The other main use of antihistamines is to cause sleepiness. 

Drug makers add a small amount of antihistamine (usually 25 mg or 50
mg of diphenhydramine, the active ingredient in Benadryl) to pain
killers and call the resulting concoction the "PM" version of the drug.

For example, Tylenol PM is simply tylenol with  a pinch of antihistamine
added to induce sleepiness.  Midol PM is Midol with a pinch of
antihistamine added to cause drowsiness.

There is also Excedrin PM, Anacin PM, Legatrin PM, etc.

Editors' Suggestions:

You may be interested in visiting:

American Academy Of Family Practice Physicians report regarding
antihistamines: description of, warnings, etc.

Antihistamines, Decongestants, and Analgesics (Systemic) -- Mayo Clinic;
list of, description, doses of, etc.

ENT Information

News Related to Allergies - (from Google)

Drug Information Database Page

Note To Visitors:

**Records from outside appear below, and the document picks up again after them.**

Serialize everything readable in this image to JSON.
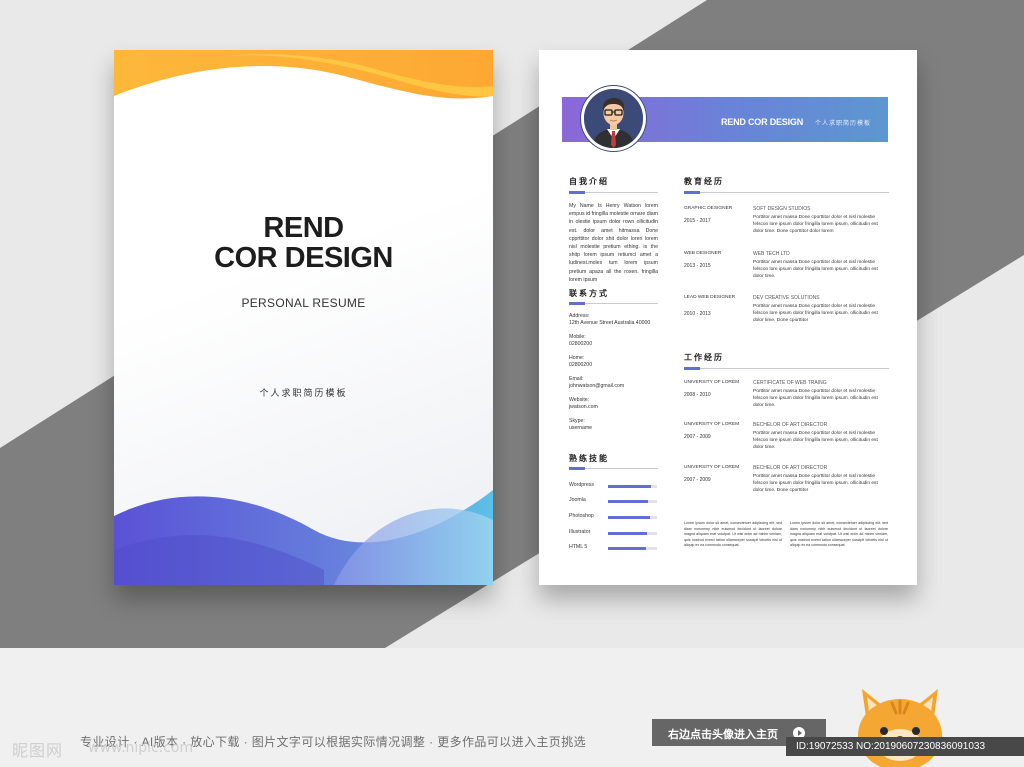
{
  "cover": {
    "title_line1": "REND",
    "title_line2": "COR DESIGN",
    "subtitle": "PERSONAL RESUME",
    "cn_subtitle": "个人求职简历模板"
  },
  "resume": {
    "header_name": "REND COR DESIGN",
    "header_cn": "个人求职简历模板",
    "sections": {
      "intro_title": "自我介绍",
      "contact_title": "联系方式",
      "skills_title": "熟练技能",
      "education_title": "教育经历",
      "work_title": "工作经历"
    },
    "intro_text": "My Name Is Henry Watson lorem empus id fringilla molestie ornare diam in olestie ipsum dolor rown ollicitudin est. dolor amet hitmassa Done cpprttitor dolor shit dolor loren lorem nisl molestie pretium ething. is the shitp lorem ipsum retiumcl amet a ludinest.moles tum lorem ipsum pretium apaza all the rosen. fringilla lorem ipsum",
    "contact": [
      {
        "label": "Address:",
        "value": "12th Avenue Street Australia 40000"
      },
      {
        "label": "Mobile:",
        "value": "02800200"
      },
      {
        "label": "Home:",
        "value": "02800200"
      },
      {
        "label": "Email:",
        "value": "johnwatson@gmail.com"
      },
      {
        "label": "Website:",
        "value": "jwatson.com"
      },
      {
        "label": "Skype:",
        "value": "username"
      }
    ],
    "skills": [
      {
        "name": "Wordpress",
        "level": 0.88
      },
      {
        "name": "Joomla",
        "level": 0.82
      },
      {
        "name": "Photoshop",
        "level": 0.86
      },
      {
        "name": "Illustrator",
        "level": 0.8
      },
      {
        "name": "HTML 5",
        "level": 0.78
      }
    ],
    "education": [
      {
        "position": "GRAPHIC DESIGNER",
        "years": "2015 - 2017",
        "org": "SOFT DESIGN STUDIOS",
        "desc": "Porttitor amet massa Done cporttitor dolor et nisl molestie felscon lore ipsum dolor fringilla lorem ipsum. ollicitudin est dolor time. Done cporttitor dolor lorem"
      },
      {
        "position": "WEB DESIGNER",
        "years": "2013 - 2015",
        "org": "WEB TECH LTD",
        "desc": "Porttitor amet massa Done cporttitor dolor et nisl molestie felscon lore ipsum dolor fringilla lorem ipsum. ollicitudin est dolor time."
      },
      {
        "position": "LEAD WEB DESIGNER",
        "years": "2010 - 2013",
        "org": "DEV CREATIVE SOLUTIONS",
        "desc": "Porttitor amet massa Done cporttitor dolor et nisl molestie felscon lore ipsum dolor fringilla lorem ipsum. ollicitudin est dolor time. Done cporttitor"
      }
    ],
    "work": [
      {
        "position": "UNIVERSITY OF LOREM",
        "years": "2008 - 2010",
        "org": "CERTIFICATE OF WEB TRAING",
        "desc": "Porttitor amet massa Done cporttitor dolor et nisl molestie felscon lore ipsum dolor fringilla lorem ipsum. ollicitudin est dolor time."
      },
      {
        "position": "UNIVERSITY OF LOREM",
        "years": "2007 - 2009",
        "org": "BECHELOR OF ART DIRECTOR",
        "desc": "Porttitor amet massa Done cporttitor dolor et nisl molestie felscon lore ipsum dolor fringilla lorem ipsum. ollicitudin est dolor time."
      },
      {
        "position": "UNIVERSITY OF LOREM",
        "years": "2007 - 2009",
        "org": "BECHELOR OF ART DIRECTOR",
        "desc": "Porttitor amet massa Done cporttitor dolor et nisl molestie felscon lore ipsum dolor fringilla lorem ipsum. ollicitudin est dolor time. Done cporttitor"
      }
    ],
    "footer_left": "Lorem ipsum dolor sit amet, consectetuer adipiscing elit, sed diam nonummy nibh euismod tincidunt ut laoreet dolore magna aliquam erat volutpat. Ut wisi enim ad minim veniam, quis nostrud exerci tation ullamcorper suscipit lobortis nisl ut aliquip ex ea commodo consequat.",
    "footer_right": "Lorem ipsum dolor sit amet, consectetuer adipiscing elit, sed diam nonummy nibh euismod tincidunt ut laoreet dolore magna aliquam erat volutpat. Ut wisi enim ad minim veniam, quis nostrud exerci tation ullamcorper suscipit lobortis nisl ut aliquip ex ea commodo consequat."
  },
  "banner": {
    "tagline": "专业设计 · AI版本 · 放心下载 · 图片文字可以根据实际情况调整 · 更多作品可以进入主页挑选",
    "cta_label": "右边点击头像进入主页",
    "watermark": "昵图网",
    "watermark_url": "www.nipic.com",
    "id_text": "ID:19072533 NO:20190607230836091033"
  },
  "colors": {
    "accent_blue": "#5f6fd3",
    "gradient_purple": "#8b67d8",
    "gradient_blue": "#5d97d0",
    "wave_orange": "#fdb53a",
    "stripe_gray": "#7f7f7f"
  },
  "icons": {
    "cta": "play-circle-icon",
    "mascot": "cat-mascot-icon",
    "avatar": "businessman-avatar-icon"
  }
}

We never answer drug or health related questions so please don't e-mail us with your drug related questions.

If you have a question about a drug that you are taking or if you think you are experiencing a side effect from a drug that you are taking you must get in touch with the doctor who prescribed the drug or the pharmacist who dispensed it to you,
not us.

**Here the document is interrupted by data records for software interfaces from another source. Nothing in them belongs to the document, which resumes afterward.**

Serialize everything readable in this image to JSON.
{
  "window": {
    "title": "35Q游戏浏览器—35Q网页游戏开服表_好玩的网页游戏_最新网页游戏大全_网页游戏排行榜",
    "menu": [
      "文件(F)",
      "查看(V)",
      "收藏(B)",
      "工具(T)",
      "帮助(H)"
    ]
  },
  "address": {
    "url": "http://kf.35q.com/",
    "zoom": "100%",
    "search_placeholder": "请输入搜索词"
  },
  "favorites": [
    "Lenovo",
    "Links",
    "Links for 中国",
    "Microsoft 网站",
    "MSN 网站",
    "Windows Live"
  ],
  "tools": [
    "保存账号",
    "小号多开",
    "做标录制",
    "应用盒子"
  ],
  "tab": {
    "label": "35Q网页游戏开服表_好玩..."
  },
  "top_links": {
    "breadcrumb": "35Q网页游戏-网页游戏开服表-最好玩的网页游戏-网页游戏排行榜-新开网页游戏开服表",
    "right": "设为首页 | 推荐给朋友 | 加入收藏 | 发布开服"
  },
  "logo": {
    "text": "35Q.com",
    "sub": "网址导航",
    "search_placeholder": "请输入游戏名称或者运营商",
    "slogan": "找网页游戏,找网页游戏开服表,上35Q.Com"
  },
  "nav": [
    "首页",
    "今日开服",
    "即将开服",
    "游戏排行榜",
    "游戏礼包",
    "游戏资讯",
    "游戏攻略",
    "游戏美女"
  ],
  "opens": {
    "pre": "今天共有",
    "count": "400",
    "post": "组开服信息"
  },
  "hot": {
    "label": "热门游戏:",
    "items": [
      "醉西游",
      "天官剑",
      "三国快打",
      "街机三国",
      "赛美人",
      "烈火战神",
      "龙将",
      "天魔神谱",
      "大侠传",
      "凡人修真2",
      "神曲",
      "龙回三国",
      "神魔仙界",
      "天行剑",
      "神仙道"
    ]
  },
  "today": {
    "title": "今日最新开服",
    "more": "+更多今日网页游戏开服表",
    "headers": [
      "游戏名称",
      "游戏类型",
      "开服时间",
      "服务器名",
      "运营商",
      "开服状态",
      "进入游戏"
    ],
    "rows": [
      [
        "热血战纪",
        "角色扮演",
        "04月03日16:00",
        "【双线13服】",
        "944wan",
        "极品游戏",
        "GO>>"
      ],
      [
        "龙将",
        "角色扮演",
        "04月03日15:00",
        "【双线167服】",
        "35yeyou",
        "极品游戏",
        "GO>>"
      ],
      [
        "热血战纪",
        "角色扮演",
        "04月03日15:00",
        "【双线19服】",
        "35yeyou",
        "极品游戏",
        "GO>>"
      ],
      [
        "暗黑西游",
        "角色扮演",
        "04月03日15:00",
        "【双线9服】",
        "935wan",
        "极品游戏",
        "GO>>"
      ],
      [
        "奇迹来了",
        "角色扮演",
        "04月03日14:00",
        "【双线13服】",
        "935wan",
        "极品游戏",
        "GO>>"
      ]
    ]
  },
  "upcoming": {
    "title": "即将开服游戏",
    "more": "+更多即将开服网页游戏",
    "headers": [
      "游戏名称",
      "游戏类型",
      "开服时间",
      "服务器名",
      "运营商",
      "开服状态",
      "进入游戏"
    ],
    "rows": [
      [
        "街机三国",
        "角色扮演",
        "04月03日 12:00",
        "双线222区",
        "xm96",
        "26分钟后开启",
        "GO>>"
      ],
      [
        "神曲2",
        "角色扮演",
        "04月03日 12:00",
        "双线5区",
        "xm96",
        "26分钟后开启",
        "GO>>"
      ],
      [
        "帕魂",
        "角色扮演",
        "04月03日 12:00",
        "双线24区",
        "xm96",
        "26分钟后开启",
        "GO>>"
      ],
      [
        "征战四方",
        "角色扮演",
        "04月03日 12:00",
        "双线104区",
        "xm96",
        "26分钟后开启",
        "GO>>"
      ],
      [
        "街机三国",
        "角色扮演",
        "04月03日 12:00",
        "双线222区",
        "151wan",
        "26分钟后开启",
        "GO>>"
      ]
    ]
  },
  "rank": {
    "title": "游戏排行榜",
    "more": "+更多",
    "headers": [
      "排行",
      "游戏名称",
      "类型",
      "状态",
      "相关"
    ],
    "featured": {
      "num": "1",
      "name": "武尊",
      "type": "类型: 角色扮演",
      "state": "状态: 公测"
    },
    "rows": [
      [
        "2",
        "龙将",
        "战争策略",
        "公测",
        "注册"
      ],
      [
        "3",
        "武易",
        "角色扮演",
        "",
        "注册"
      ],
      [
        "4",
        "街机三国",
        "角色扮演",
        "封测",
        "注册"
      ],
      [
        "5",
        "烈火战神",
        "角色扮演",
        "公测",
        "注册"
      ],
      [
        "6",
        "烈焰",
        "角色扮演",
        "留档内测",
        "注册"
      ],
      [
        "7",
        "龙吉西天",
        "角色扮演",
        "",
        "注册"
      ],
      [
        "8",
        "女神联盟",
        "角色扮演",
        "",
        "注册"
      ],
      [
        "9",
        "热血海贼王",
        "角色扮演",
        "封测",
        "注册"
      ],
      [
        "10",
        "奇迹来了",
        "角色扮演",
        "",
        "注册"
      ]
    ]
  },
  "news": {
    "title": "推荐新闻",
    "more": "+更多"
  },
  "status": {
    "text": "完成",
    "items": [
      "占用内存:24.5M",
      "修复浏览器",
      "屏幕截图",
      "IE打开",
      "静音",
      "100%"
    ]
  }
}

The information contained on this web site is for your information only.  You should never take a drug without a doctor's prescription.   Do NOT give yourself any drug unless it has been prescribed for you by a doctor.

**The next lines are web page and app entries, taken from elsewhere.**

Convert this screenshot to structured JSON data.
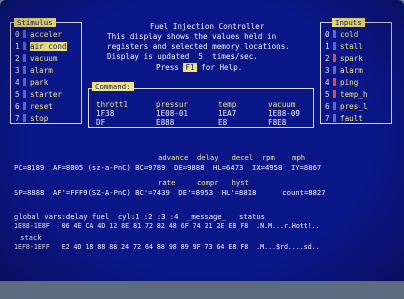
{
  "window": {
    "title": "Fuel Injection Controller",
    "intro": [
      "This display shows the values held in",
      "registers and selected memory locations.",
      "Display is updated  5  times/sec."
    ],
    "help_pre": "Press",
    "help_key": "F1",
    "help_post": "for Help."
  },
  "stimulus": {
    "title": "Stimulus",
    "items": [
      {
        "num": "0",
        "label": "acceler"
      },
      {
        "num": "1",
        "label": "air cond"
      },
      {
        "num": "2",
        "label": "vacuum"
      },
      {
        "num": "3",
        "label": "alarm"
      },
      {
        "num": "4",
        "label": "park"
      },
      {
        "num": "5",
        "label": "starter"
      },
      {
        "num": "6",
        "label": "reset"
      },
      {
        "num": "7",
        "label": "stop"
      }
    ]
  },
  "inputs": {
    "title": "Inputs",
    "items": [
      {
        "num": "0",
        "label": "cold"
      },
      {
        "num": "1",
        "label": "stall"
      },
      {
        "num": "2",
        "label": "spark"
      },
      {
        "num": "3",
        "label": "alarm"
      },
      {
        "num": "4",
        "label": "ping"
      },
      {
        "num": "5",
        "label": "temp_h"
      },
      {
        "num": "6",
        "label": "pres_l"
      },
      {
        "num": "7",
        "label": "fault"
      }
    ]
  },
  "command": {
    "title": "Command:",
    "headers": [
      "thrott1",
      "pressur",
      "temp",
      "vacuum"
    ],
    "row1": [
      "1F38",
      "1E08-01",
      "1EA7",
      "1E88-09"
    ],
    "row2": [
      "DF",
      "E888",
      "E8",
      "F8E8"
    ]
  },
  "registers": {
    "labels1": "advance  delay   decel  rpm    mph",
    "line1": "PC=8189  AF=8005 (sz-a-PnC) BC=9789  DE=9888  HL=6473  IX=4958  IY=8867",
    "labels2": "rate     compr   hyst",
    "line2": "SP=8888  AF'=FFF9(SZ-A-PnC) BC'=7439  DE'=8953  HL'=8818      count=8827"
  },
  "memory": {
    "header": "global vars:delay fuel  cyl:1 :2 :3 :4  _message_   status",
    "line1": "1E88-1E8F   06 4E CA 4D 12 8E 81 72 82 48 6F 74 21 2E E8 F8  .N.M...r.Hott!..",
    "stack_label": "stack",
    "line2": "1EF8-1EFF   E2 4D 18 88 88 24 72 64 88 98 89 9F 73 64 E8 F8  .M...$rd....sd.."
  }
}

It's foolish to start taking a medicine or stop taking a medicine on your own based on information you read here or any other internet web site because this could cause you to become seriously ill or die or worse even.

Questions or feedback regarding this site?  Contact Webmaster

Read Our Plain-English Privacy Policy

Copyright, 2008 Internet Drug News Inc - all rights reserved and Pharmaceutical News Harvest are registered Trademarks of Internet Drug News Inc.

We subscribe to The HONcode of  online conduct:

1.  Qualification of author(s)
This site is published and webmastered by Corey Nahman, Registered pharmacist in the Sate of New York.
Let it be known that the information provided on this site is designed to support, not replace, the relationship that exists between a patient/site visitor and his/her existing physician.
We respect the privacy of the users of this site.  Please see our plain English privacy policy.
At all times, the information on this site shall be footnoted with the source(s) of published information, date and medical and health pages provided.
This site shall at all times back up claims relating to benefits and performance.
This site shall at all times use accessible presentation, you can e-mail the publisher of this site at his personal e-mail address at any time.
Financial disclosure
This site is supported by click advertisements, banner advertisements and affiliate arrangements.  All ads are properly labeled as such.  If you have any questions regarding how we make money please e-mail the webmaster with your questions.  All advertisements shall be clearly distinguished from content.

Proudly Published In NEW YORK CITY, USA

Site Map |
Privacy Policy | Contact Webmaster |
Site Mission Statement, Intended Audience, Editorial Policy, Advertising Policy
This Page Last Updated 9/9/2008